Bullying my daughter
Hi Libby, can I welcome you to the forums and thanks for posting your comment.
I'm very sorry your
There are a few ways to cope with this, and as hard as it is, you need to tell your sister that you can't look after your niece, that may sound to be difficult, but tell her on the phone that she needs to find someone else to look after her, don't put up with any criticism.
Kids helpline 1800 55 1800 will certainly help you discuss these issues and also talk with your daughter about what's been happening.
Can I also suggest that you go and see your GP and ask them to refer you to a psychologist using the mental health plan, this entitles you to 10 free sessions per year.
They will teach you how to gain your strength in being able to say 'no' to your sister.
It's not so much about your sister working, it's about your daughter not being bullied because she is only 4 years old.
As a mum, my heart truly goes out to you!
Given much of the interaction happens in your home, you have an opportunity to lay ground rules. Instead of just disciplining your niece when it comes to positive interaction, you can also be disciplining your daughter. For example, when things start getting out of control, with an open mind you can say to both:
- What are you trying to achieve, right now? I'd like you to think about how you could achieve this in a more thoughtful way while you are together
- Is your behaviour positive or is it unfriendly? To your niece: You have the power to change your behaviour, I'll help you
- What responsibility do you take for this behaviour? For your niece, if she does not take responsibility then I suggest you take it by removing her from the room where your daughter is playing. This will also teach your daughter that taking responsibility for poor behaviour is important
- Perhaps you could take the opportunity to encourage self-assertiveness in your daughter. Maybe your daughter's mantra could become 'I am a kind person who deserves better than this behaviour!' She could even assert herself by leaving the room if need be
- If creative and thoughtful play can not be achieved, consider removing your niece from the environment for a period of time. Continue encouraging your daughter to play creatively and thoughtfully, commending her on her wonderful imagination. You have every right to tell your sister to find another baby-sitter. Not having your niece over shows your daughter that tolerating poor behaviour is not something she must do. Arrange some play dates with kids who have a positive influence
- Ask the girls if they are proud of their behaviour, if they are happiest being thoughtful caring people
Of course, by becoming a teacher, you'd be putting all that sort of stuff into kid terms/talk.
Greatest book I've ever read on self-esteem is 'The 6 pillars of self-esteem' by Nathaniel Branden. Highly recommend it! The above ideas I mention consider The practice of living consciously, whilst addressing self-acceptance, self-responsibility, self-assertiveness, living purposefully and personal integrity.

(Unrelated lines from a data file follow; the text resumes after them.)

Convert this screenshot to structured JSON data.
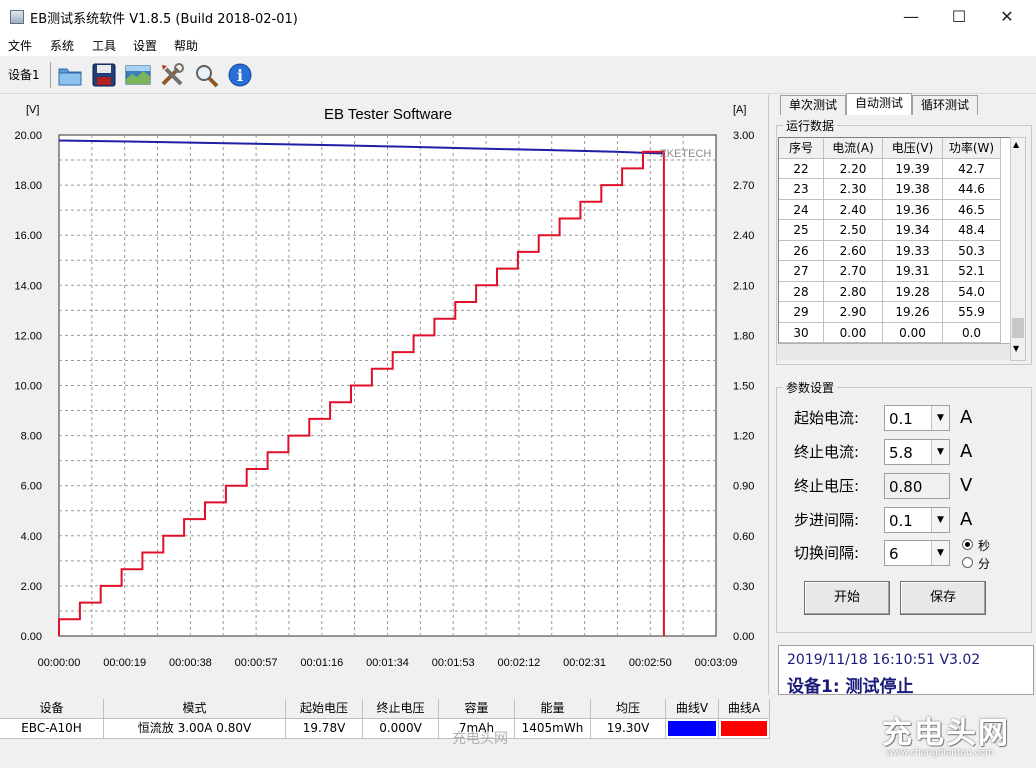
{
  "window": {
    "title": "EB测试系统软件 V1.8.5 (Build 2018-02-01)",
    "min": "—",
    "max": "☐",
    "close": "✕"
  },
  "menu": [
    "文件",
    "系统",
    "工具",
    "设置",
    "帮助"
  ],
  "toolbar": {
    "device_label": "设备1",
    "buttons": [
      "folder-icon",
      "save-icon",
      "chart-image-icon",
      "tools-icon",
      "zoom-icon",
      "info-icon"
    ]
  },
  "colors": {
    "voltage_line": "#1f1fa8",
    "current_line": "#e0102a",
    "curve_v_swatch": "#0000ff",
    "curve_a_swatch": "#ff0000",
    "status_text": "#1a1a7a"
  },
  "chart_data": {
    "type": "line",
    "title": "EB Tester Software",
    "watermark": "ZKETECH",
    "ylabel": "[V]",
    "y2label": "[A]",
    "ylim": [
      0,
      20
    ],
    "y2lim": [
      0,
      3
    ],
    "y_ticks": [
      "0.00",
      "2.00",
      "4.00",
      "6.00",
      "8.00",
      "10.00",
      "12.00",
      "14.00",
      "16.00",
      "18.00",
      "20.00"
    ],
    "y2_ticks": [
      "0.00",
      "0.30",
      "0.60",
      "0.90",
      "1.20",
      "1.50",
      "1.80",
      "2.10",
      "2.40",
      "2.70",
      "3.00"
    ],
    "x_ticks": [
      "00:00:00",
      "00:00:19",
      "00:00:38",
      "00:00:57",
      "00:01:16",
      "00:01:34",
      "00:01:53",
      "00:02:12",
      "00:02:31",
      "00:02:50",
      "00:03:09"
    ],
    "xlim_seconds": [
      0,
      189
    ],
    "grid": true,
    "series": [
      {
        "name": "V",
        "axis": "left",
        "x_seconds": [
          0,
          20,
          40,
          60,
          80,
          100,
          120,
          140,
          160,
          174,
          174
        ],
        "values": [
          19.78,
          19.74,
          19.69,
          19.64,
          19.59,
          19.53,
          19.46,
          19.4,
          19.33,
          19.26,
          19.26
        ]
      },
      {
        "name": "A",
        "axis": "right",
        "step_seconds": 6,
        "start_current": 0.1,
        "step_current": 0.1,
        "steps": 29,
        "end_seconds": 174,
        "cutoff": true
      }
    ]
  },
  "tabs": [
    "单次测试",
    "自动测试",
    "循环测试"
  ],
  "run_data": {
    "title": "运行数据",
    "headers": [
      "序号",
      "电流(A)",
      "电压(V)",
      "功率(W)"
    ],
    "rows": [
      [
        "22",
        "2.20",
        "19.39",
        "42.7"
      ],
      [
        "23",
        "2.30",
        "19.38",
        "44.6"
      ],
      [
        "24",
        "2.40",
        "19.36",
        "46.5"
      ],
      [
        "25",
        "2.50",
        "19.34",
        "48.4"
      ],
      [
        "26",
        "2.60",
        "19.33",
        "50.3"
      ],
      [
        "27",
        "2.70",
        "19.31",
        "52.1"
      ],
      [
        "28",
        "2.80",
        "19.28",
        "54.0"
      ],
      [
        "29",
        "2.90",
        "19.26",
        "55.9"
      ],
      [
        "30",
        "0.00",
        "0.00",
        "0.0"
      ]
    ]
  },
  "params": {
    "title": "参数设置",
    "start_current": {
      "label": "起始电流:",
      "value": "0.1",
      "unit": "A"
    },
    "end_current": {
      "label": "终止电流:",
      "value": "5.8",
      "unit": "A"
    },
    "end_voltage": {
      "label": "终止电压:",
      "value": "0.80",
      "unit": "V"
    },
    "step": {
      "label": "步进间隔:",
      "value": "0.1",
      "unit": "A"
    },
    "switch": {
      "label": "切换间隔:",
      "value": "6"
    },
    "radio_sec": "秒",
    "radio_min": "分",
    "start_button": "开始",
    "save_button": "保存"
  },
  "status": {
    "time": "2019/11/18 16:10:51  V3.02",
    "message": "设备1: 测试停止"
  },
  "bottom": {
    "headers": [
      "设备",
      "模式",
      "起始电压",
      "终止电压",
      "容量",
      "能量",
      "均压",
      "曲线V",
      "曲线A"
    ],
    "values": [
      "EBC-A10H",
      "恒流放  3.00A  0.80V",
      "19.78V",
      "0.000V",
      "7mAh",
      "1405mWh",
      "19.30V",
      "",
      ""
    ]
  },
  "watermark_text": "充电头网",
  "logo": {
    "main": "充电头网",
    "sub": "www.chongdiantou.com"
  }
}
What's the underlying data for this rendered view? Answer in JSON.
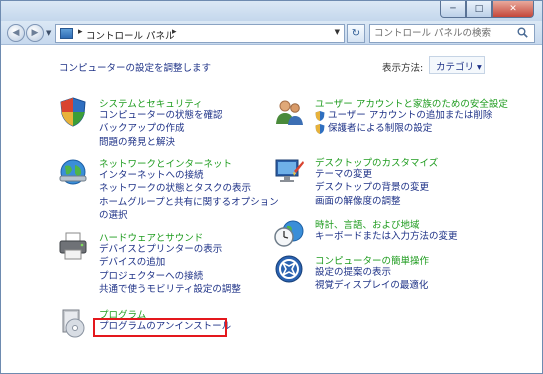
{
  "window": {
    "controls": {
      "minimize": "─",
      "maximize": "□",
      "close": "✕"
    }
  },
  "nav": {
    "back": "◀",
    "forward": "▶",
    "dropdown": "▼",
    "address": {
      "separator": "▸",
      "path": "コントロール パネル",
      "dropdown": "▼"
    },
    "refresh": "↻",
    "search_placeholder": "コントロール パネルの検索"
  },
  "header": {
    "title": "コンピューターの設定を調整します",
    "view_by_label": "表示方法:",
    "view_by_value": "カテゴリ ▾"
  },
  "categories": {
    "system": {
      "icon": "system-security-shield-icon",
      "title": "システムとセキュリティ",
      "links": [
        "コンピューターの状態を確認",
        "バックアップの作成",
        "問題の発見と解決"
      ]
    },
    "network": {
      "icon": "network-globe-icon",
      "title": "ネットワークとインターネット",
      "links": [
        "インターネットへの接続",
        "ネットワークの状態とタスクの表示",
        "ホームグループと共有に関するオプション",
        "の選択"
      ]
    },
    "hardware": {
      "icon": "printer-hardware-icon",
      "title": "ハードウェアとサウンド",
      "links": [
        "デバイスとプリンターの表示",
        "デバイスの追加",
        "プロジェクターへの接続",
        "共通で使うモビリティ設定の調整"
      ]
    },
    "programs": {
      "icon": "programs-disc-icon",
      "title": "プログラム",
      "links": [
        "プログラムのアンインストール"
      ]
    },
    "users": {
      "icon": "users-icon",
      "title": "ユーザー アカウントと家族のための安全設定",
      "links": [
        "ユーザー アカウントの追加または削除",
        "保護者による制限の設定"
      ]
    },
    "appearance": {
      "icon": "display-appearance-icon",
      "title": "デスクトップのカスタマイズ",
      "links": [
        "テーマの変更",
        "デスクトップの背景の変更",
        "画面の解像度の調整"
      ]
    },
    "clock": {
      "icon": "clock-globe-icon",
      "title": "時計、言語、および地域",
      "links": [
        "キーボードまたは入力方法の変更"
      ]
    },
    "ease": {
      "icon": "ease-of-access-icon",
      "title": "コンピューターの簡単操作",
      "links": [
        "設定の提案の表示",
        "視覚ディスプレイの最適化"
      ]
    }
  },
  "colors": {
    "category_title": "#1f9c1f",
    "link": "#1e3287",
    "highlight": "#e4181d"
  }
}
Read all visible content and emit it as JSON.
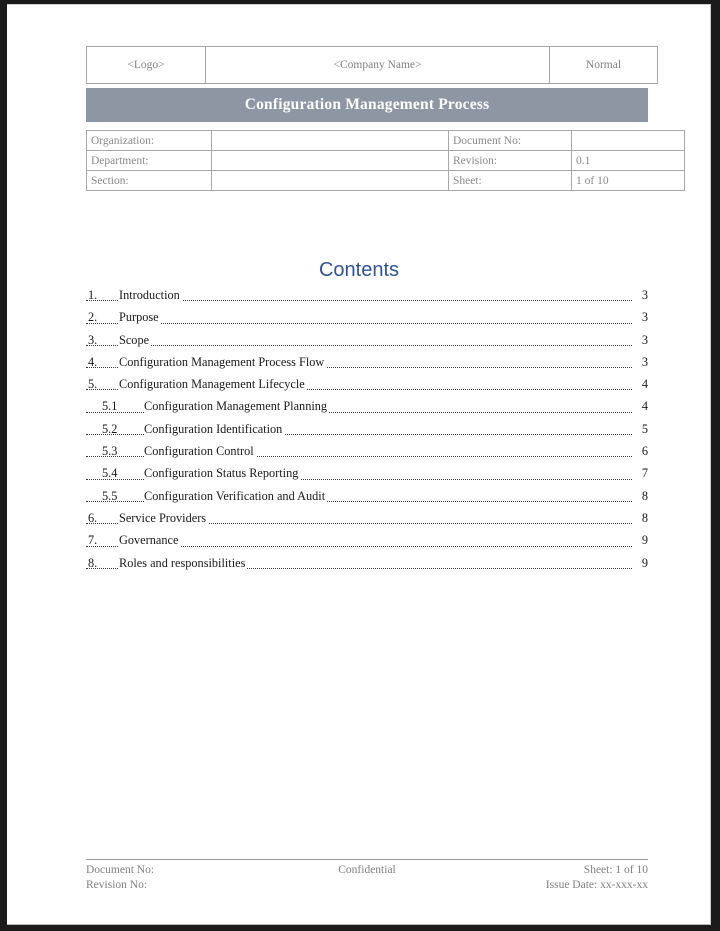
{
  "document": {
    "header_row": {
      "logo": "<Logo>",
      "company_name": "<Company Name>",
      "classification": "Normal"
    },
    "title": "Configuration Management Process",
    "title_band_color": "#8E96A4",
    "meta_table": {
      "rows": [
        {
          "label_left": "Organization:",
          "value_left": "",
          "label_right": "Document No:",
          "value_right": ""
        },
        {
          "label_left": "Department:",
          "value_left": "",
          "label_right": "Revision:",
          "value_right": "0.1"
        },
        {
          "label_left": "Section:",
          "value_left": "",
          "label_right": "Sheet:",
          "value_right": "1 of 10"
        }
      ]
    },
    "contents": {
      "heading": "Contents",
      "heading_color": "#2E5496",
      "entries": [
        {
          "level": 1,
          "number": "1.",
          "label": "Introduction",
          "page": "3"
        },
        {
          "level": 1,
          "number": "2.",
          "label": "Purpose",
          "page": "3"
        },
        {
          "level": 1,
          "number": "3.",
          "label": "Scope",
          "page": "3"
        },
        {
          "level": 1,
          "number": "4.",
          "label": "Configuration Management Process Flow",
          "page": "3"
        },
        {
          "level": 1,
          "number": "5.",
          "label": "Configuration Management Lifecycle",
          "page": "4"
        },
        {
          "level": 2,
          "number": "5.1",
          "label": "Configuration Management Planning",
          "page": "4"
        },
        {
          "level": 2,
          "number": "5.2",
          "label": "Configuration Identification",
          "page": "5"
        },
        {
          "level": 2,
          "number": "5.3",
          "label": "Configuration Control",
          "page": "6"
        },
        {
          "level": 2,
          "number": "5.4",
          "label": "Configuration Status Reporting",
          "page": "7"
        },
        {
          "level": 2,
          "number": "5.5",
          "label": "Configuration Verification and Audit",
          "page": "8"
        },
        {
          "level": 1,
          "number": "6.",
          "label": "Service Providers",
          "page": "8"
        },
        {
          "level": 1,
          "number": "7.",
          "label": "Governance",
          "page": "9"
        },
        {
          "level": 1,
          "number": "8.",
          "label": "Roles and responsibilities",
          "page": "9"
        }
      ]
    },
    "footer": {
      "document_no": "Document No:",
      "revision_no": "Revision No:",
      "confidential": "Confidential",
      "sheet": "Sheet: 1 of 10",
      "issue_date": "Issue Date: xx-xxx-xx"
    }
  }
}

By the way, there's nothing wrong with suggesting to your sister that she be more conscious of her daughter's behaviour, accepting it and taking responsibility for it. If the purpose behind you being baby-sitter is selfish on her part, I would question her personal integrity.
Take care of yourself and your daughter Libby81